Citation: Khachaturyan M (2020) Common Ground in Demonstrative Reference: The Case of Mano (Mande). Front. Psychol. 11:543549. doi: 10.3389/fpsyg.2020.543549
Received: 17 March 2020; Accepted: 23 October 2020;
Published: 17 December 2020.
Edited by:Harmen Bart Gudde, University of East Anglia, United Kingdom
Reviewed by:Terra Edwards, Saint Louis University, United States
Sonja Gipper, University of Cologne, Germany
Copyright © 2020 Khachaturyan. This is an open-access article distributed under the terms of the Creative Commons Attribution License (CC BY). The use, distribution or reproduction in other forums is permitted, provided the original author(s) and the copyright owner(s) are credited and that the original publication in this journal is cited, in accordance with accepted academic practice.
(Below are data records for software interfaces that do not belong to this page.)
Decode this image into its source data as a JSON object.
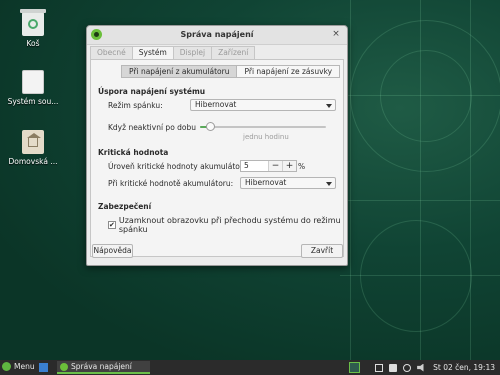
{
  "desktop": {
    "icons": [
      {
        "label": "Koš"
      },
      {
        "label": "Systém sou..."
      },
      {
        "label": "Domovská ..."
      }
    ]
  },
  "window": {
    "title": "Správa napájení",
    "close_glyph": "×",
    "tabs": [
      "Obecné",
      "Systém",
      "Displej",
      "Zařízení"
    ],
    "active_tab": "Systém",
    "power_source": {
      "options": [
        "Při napájení z akumulátoru",
        "Při napájení ze zásuvky"
      ],
      "selected": "Při napájení z akumulátoru"
    },
    "system_power_saving": {
      "heading": "Úspora napájení systému",
      "sleep_mode_label": "Režim spánku:",
      "sleep_mode_value": "Hibernovat",
      "inactive_label": "Když neaktivní po dobu",
      "inactive_value_caption": "jednu hodinu",
      "inactive_slider_fraction": 0.08
    },
    "critical_level": {
      "heading": "Kritická hodnota",
      "level_label": "Úroveň kritické hodnoty akumulátoru:",
      "level_value": "5",
      "minus": "−",
      "plus": "+",
      "unit": "%",
      "action_label": "Při kritické hodnotě akumulátoru:",
      "action_value": "Hibernovat"
    },
    "security": {
      "heading": "Zabezpečení",
      "lock_label": "Uzamknout obrazovku při přechodu systému do režimu spánku",
      "lock_checked": true,
      "check_glyph": "✔"
    },
    "help_button": "Nápověda",
    "close_button": "Zavřít"
  },
  "taskbar": {
    "menu_label": "Menu",
    "task_label": "Správa napájení",
    "clock": "St 02 čen, 19:13"
  },
  "colors": {
    "accent": "#6abf49",
    "desktop_bg": "#0c3a2c",
    "taskbar_bg": "#2b2b2b"
  }
}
No use, distribution or reproduction is permitted which does not comply with these terms.
*Correspondence: Maria Khachaturyan, firstname.lastname@example.org